  • Keywords: List the keywords you are looking to rank for.
  • Sources: What sources are good, and which should be avoided? How would you like sources to be cited?
  • Writing Samples: Include a few examples of good articles. You can even provide files that are marked up with what specific elements of the samples you like.

Continuously add to your content guidelines as new things come up. If you’re constantly fixing formatting errors or changing a writer’s tone, add these issues to your content guidelines to help future writers in your community.

Editorial Calendar

How often has an industry event or a company milestone come up, and only then did you realize this would have been a good thing to create a piece of content around?

Benjamin Franklin, who famously scheduled out his days down to the hour, once said, “By failing to prepare, you are preparing to fail.”

An editorial calendar is how you prepare your content to succeed. Without a calendar to track and coordinate upcoming content, you won’t just miss important opportunities. The content you do put out will be rushed and uncoordinated. A good editorial calendar should:

  • Include Key Dates: Keep in mind any product releases, conferences, webinars, or other major dates or content pieces that you’ll want to build content around. Sharing this with your freelancers allows them to pitch you content ideas to support events or your larger gated content.
  • Plan For The Whole Workflow: If you need to publish a piece of content on a certain date, your calendar should include the date you need the first draft from your freelancer, when the final draft is due, and when any graphics or other design needs to be completed.
  • Be Flexible: As much as you need to plan, be prepared for things to come up that force you to change those plans.

An editorial calendar is an important internal document for organizing your content, but that doesn’t mean you should hide it from your freelance writers. The more information they have, the better they can plan content deliverables, pitch ideas, and understand your content demands.

Content Creation Workflow

While your content creation workflow should be included in your editorial calendar, it really deserves its own section. Unfortunately, it’s an area many businesses struggle with. Only 36% rate project management flow during the content creation process as excellent or very good.

The biggest reason for this is a lack of a clearly defined workflow. From content strategy all the way to publishing and promotion, everyone involved in content creation should understand timelines and responsibilities.

For some organizations, a managing editor oversees a team of editors, in-house writers, and freelance writers. For many more businesses, there is only one person managing content with the help of a team of freelancers.

If you’re part of the latter, one-man-army group, you may not see a defined workflow as important. Actually, it is even more important for you. If a piece arrives late or something falls through the cracks, there is no one else to pick up the slack. You’re the one who ends up pulling an all-nighter to fix it.

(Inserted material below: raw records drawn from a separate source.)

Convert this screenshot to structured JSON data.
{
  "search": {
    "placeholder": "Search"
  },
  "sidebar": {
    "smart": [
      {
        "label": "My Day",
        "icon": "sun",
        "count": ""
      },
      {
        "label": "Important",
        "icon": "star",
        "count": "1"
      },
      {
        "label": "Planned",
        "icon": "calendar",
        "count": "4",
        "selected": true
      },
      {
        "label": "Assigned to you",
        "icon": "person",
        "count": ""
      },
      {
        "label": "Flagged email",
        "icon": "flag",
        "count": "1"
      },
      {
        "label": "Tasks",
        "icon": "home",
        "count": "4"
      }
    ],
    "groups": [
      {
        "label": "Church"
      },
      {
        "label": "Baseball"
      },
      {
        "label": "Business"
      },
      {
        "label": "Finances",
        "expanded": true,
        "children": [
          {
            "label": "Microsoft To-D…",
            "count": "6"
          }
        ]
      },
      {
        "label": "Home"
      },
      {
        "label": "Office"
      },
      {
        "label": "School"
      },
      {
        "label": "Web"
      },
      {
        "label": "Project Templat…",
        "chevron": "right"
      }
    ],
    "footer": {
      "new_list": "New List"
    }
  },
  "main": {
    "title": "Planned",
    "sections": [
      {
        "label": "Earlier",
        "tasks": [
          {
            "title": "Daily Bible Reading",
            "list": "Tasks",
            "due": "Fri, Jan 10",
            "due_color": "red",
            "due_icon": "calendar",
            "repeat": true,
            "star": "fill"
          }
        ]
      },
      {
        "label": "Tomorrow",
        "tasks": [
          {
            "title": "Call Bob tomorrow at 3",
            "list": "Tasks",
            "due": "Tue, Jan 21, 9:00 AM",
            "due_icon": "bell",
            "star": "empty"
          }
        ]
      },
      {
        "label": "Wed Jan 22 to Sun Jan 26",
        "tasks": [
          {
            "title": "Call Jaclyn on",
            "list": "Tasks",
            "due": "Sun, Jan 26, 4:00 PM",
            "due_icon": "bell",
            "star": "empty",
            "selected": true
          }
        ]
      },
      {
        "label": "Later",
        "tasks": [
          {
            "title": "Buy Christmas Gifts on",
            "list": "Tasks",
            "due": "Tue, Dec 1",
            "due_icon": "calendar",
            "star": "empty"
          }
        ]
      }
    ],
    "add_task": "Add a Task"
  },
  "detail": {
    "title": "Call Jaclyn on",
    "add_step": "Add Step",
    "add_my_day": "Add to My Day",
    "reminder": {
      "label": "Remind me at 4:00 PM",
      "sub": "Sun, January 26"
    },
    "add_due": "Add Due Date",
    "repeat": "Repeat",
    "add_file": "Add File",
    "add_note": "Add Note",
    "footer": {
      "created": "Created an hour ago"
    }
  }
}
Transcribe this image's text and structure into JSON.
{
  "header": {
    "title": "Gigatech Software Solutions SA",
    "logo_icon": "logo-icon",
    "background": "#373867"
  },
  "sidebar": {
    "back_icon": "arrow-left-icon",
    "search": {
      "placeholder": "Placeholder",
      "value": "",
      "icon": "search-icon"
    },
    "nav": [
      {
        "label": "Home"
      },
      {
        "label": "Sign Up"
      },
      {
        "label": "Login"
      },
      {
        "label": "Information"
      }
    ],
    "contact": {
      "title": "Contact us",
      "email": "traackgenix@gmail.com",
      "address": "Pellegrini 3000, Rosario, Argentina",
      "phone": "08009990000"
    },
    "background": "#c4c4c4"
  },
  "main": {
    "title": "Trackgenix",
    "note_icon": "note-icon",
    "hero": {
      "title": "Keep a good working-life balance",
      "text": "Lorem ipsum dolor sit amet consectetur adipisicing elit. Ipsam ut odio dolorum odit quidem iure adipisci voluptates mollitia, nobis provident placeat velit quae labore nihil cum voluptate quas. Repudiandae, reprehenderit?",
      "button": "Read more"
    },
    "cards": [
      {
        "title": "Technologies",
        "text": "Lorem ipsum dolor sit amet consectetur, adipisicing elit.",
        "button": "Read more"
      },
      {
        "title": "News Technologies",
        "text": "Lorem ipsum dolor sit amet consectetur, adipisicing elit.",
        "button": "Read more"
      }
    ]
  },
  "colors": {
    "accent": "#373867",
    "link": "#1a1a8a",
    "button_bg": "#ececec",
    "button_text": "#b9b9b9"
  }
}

Project Management Software

The best way to keep your freelance community organized is through project management software. Despite their issues managing workflows, only 22% of organizations use content collaboration or workflow software, and only 11% use content planning and creation software.

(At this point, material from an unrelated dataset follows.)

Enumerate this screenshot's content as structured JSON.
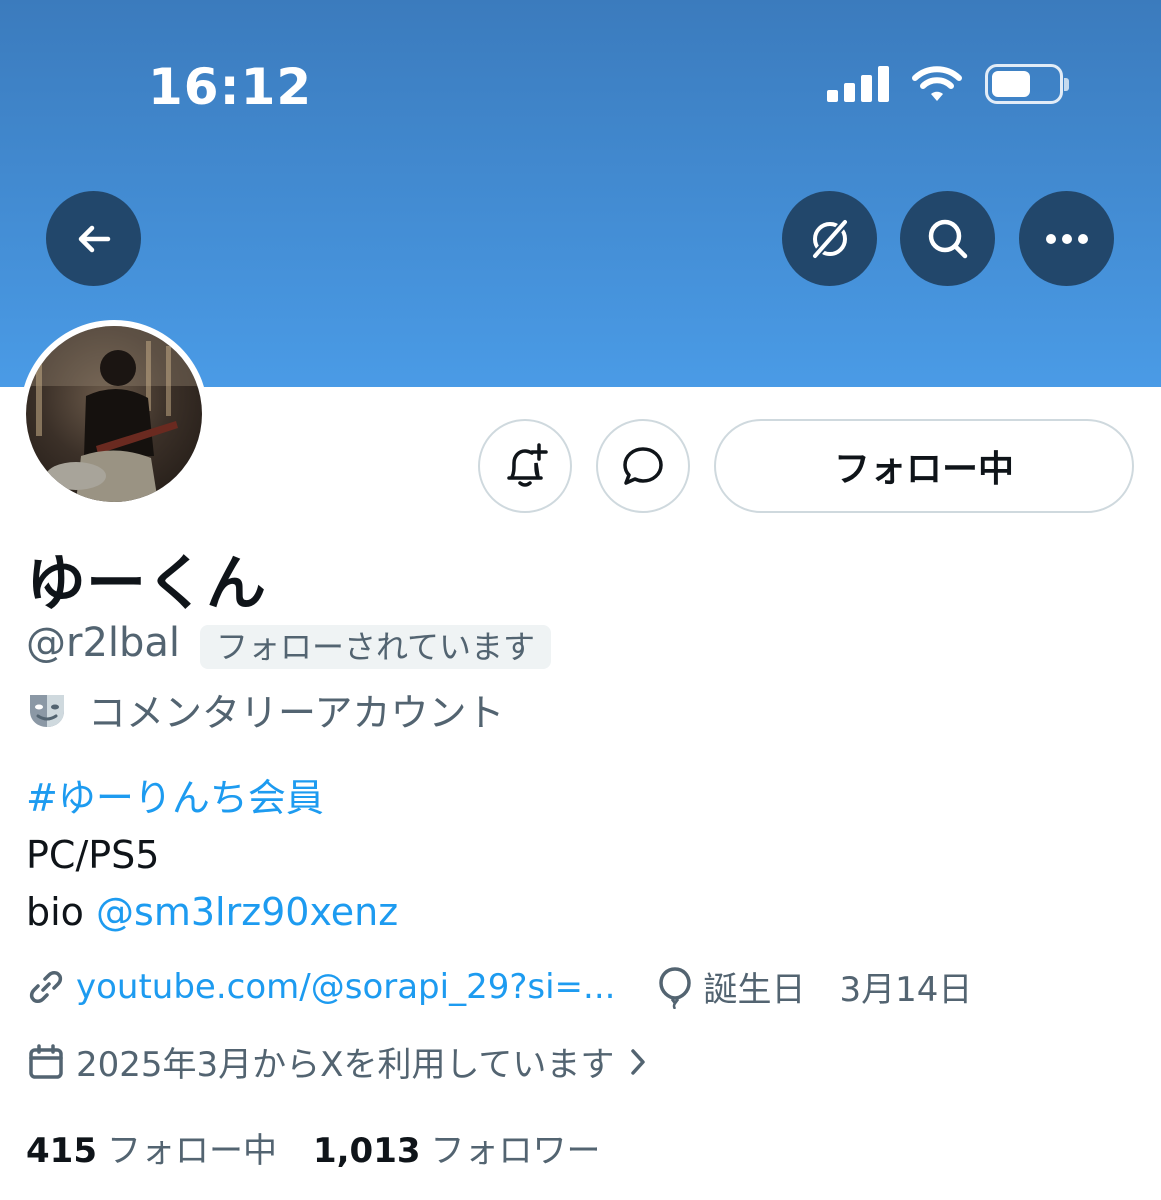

On the freelance writer side, nDash allows you to keep all of your writers, assignments, and pitches organized so you can easily manage deliverables. For managing your internal flow, tools like Basecamp or Asana are popular. Our favorite is Trello, which makes it easy to move an assignment or card through different stages of the content creation workflow and gives a great visual look at where everything is in the process.

Final Thoughts on Working With Freelancers

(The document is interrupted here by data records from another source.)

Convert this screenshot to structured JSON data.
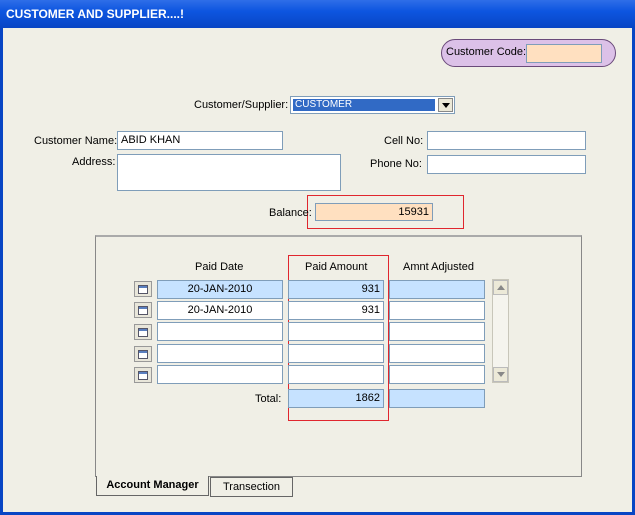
{
  "window": {
    "title": "CUSTOMER AND SUPPLIER....!"
  },
  "customer_code": {
    "label": "Customer Code:",
    "value": ""
  },
  "type_select": {
    "label": "Customer/Supplier:",
    "value": "CUSTOMER"
  },
  "customer_name": {
    "label": "Customer Name:",
    "value": "ABID KHAN"
  },
  "address": {
    "label": "Address:",
    "value": ""
  },
  "cell_no": {
    "label": "Cell No:",
    "value": ""
  },
  "phone_no": {
    "label": "Phone No:",
    "value": ""
  },
  "balance": {
    "label": "Balance:",
    "value": "15931"
  },
  "grid": {
    "headers": {
      "paid_date": "Paid Date",
      "paid_amount": "Paid Amount",
      "amnt_adjusted": "Amnt Adjusted"
    },
    "rows": [
      {
        "paid_date": "20-JAN-2010",
        "paid_amount": "931",
        "amnt_adjusted": ""
      },
      {
        "paid_date": "20-JAN-2010",
        "paid_amount": "931",
        "amnt_adjusted": ""
      },
      {
        "paid_date": "",
        "paid_amount": "",
        "amnt_adjusted": ""
      },
      {
        "paid_date": "",
        "paid_amount": "",
        "amnt_adjusted": ""
      },
      {
        "paid_date": "",
        "paid_amount": "",
        "amnt_adjusted": ""
      }
    ],
    "total": {
      "label": "Total:",
      "paid_amount": "1862",
      "amnt_adjusted": ""
    }
  },
  "tabs": [
    {
      "label": "Account Manager",
      "active": true
    },
    {
      "label": "Transection",
      "active": false
    }
  ],
  "icons": {
    "row_button": "calendar-icon",
    "scroll_up": "arrow-up-icon",
    "scroll_down": "arrow-down-icon",
    "dropdown": "chevron-down-icon"
  },
  "colors": {
    "titlebar": "#0845c4",
    "highlight_box": "#e0262e",
    "balance_bg": "#ffe0c0",
    "selected_row_bg": "#c6e2ff",
    "code_pill_bg": "#dcc1e8"
  }
}
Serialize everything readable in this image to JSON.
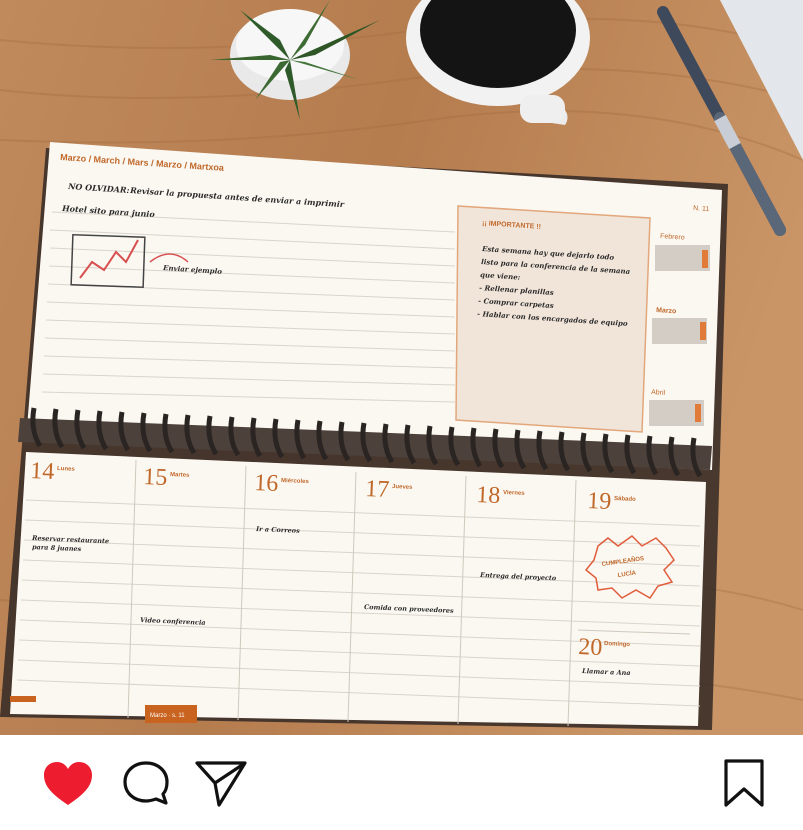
{
  "planner": {
    "month_header": "Marzo / March / Mars / Marzo / Martxoa",
    "page_number": "N. 11",
    "no_olvidar": "NO OLVIDAR:",
    "reminder": "Revisar la propuesta antes de enviar a imprimir",
    "note_hotel": "Hotel sito para junio",
    "chart_note": "Enviar ejemplo",
    "important_title": "¡¡ IMPORTANTE !!",
    "important_lines": [
      "Esta semana hay que dejarlo todo",
      "listo para la conferencia de la semana",
      "que viene:",
      "- Rellenar planillas",
      "- Comprar carpetas",
      "- Hablar con los encargados de equipo"
    ],
    "mini_calendars": [
      "Febrero",
      "Marzo",
      "Abril"
    ],
    "days": [
      {
        "num": "14",
        "name": "Lunes"
      },
      {
        "num": "15",
        "name": "Martes"
      },
      {
        "num": "16",
        "name": "Miércoles"
      },
      {
        "num": "17",
        "name": "Jueves"
      },
      {
        "num": "18",
        "name": "Viernes"
      },
      {
        "num": "19",
        "name": "Sábado"
      },
      {
        "num": "20",
        "name": "Domingo"
      }
    ],
    "entries": {
      "lunes": [
        "Reservar restaurante",
        "para 8 juanes"
      ],
      "martes": "Video conferencia",
      "miercoles": "Ir a Correos",
      "jueves": "Comida con proveedores",
      "viernes": "Entrega del proyecto",
      "sabado_stamp": [
        "CUMPLEAÑOS",
        "LUCÍA"
      ],
      "domingo": "Llamar a Ana"
    },
    "footer_tab": "Marzo · s. 11"
  },
  "actions": {
    "like_color": "#ed1c2e",
    "icons": [
      "heart-icon",
      "comment-icon",
      "share-icon",
      "bookmark-icon"
    ]
  }
}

Working with freelancers is a great way to leverage expert writers and scale up your content creation – if you’re using them effectively. If you’ve had issues working with freelancers in the past, hopefully, these five tips will get you on track!

Tim LundyEditor’s Note: This post is by nDash community member Tim Ludy, a content marketer with a focus on inbound marketing for B2B tech industries. To learn more about Tim, or to have him write for your brand, check out his nDash profile page.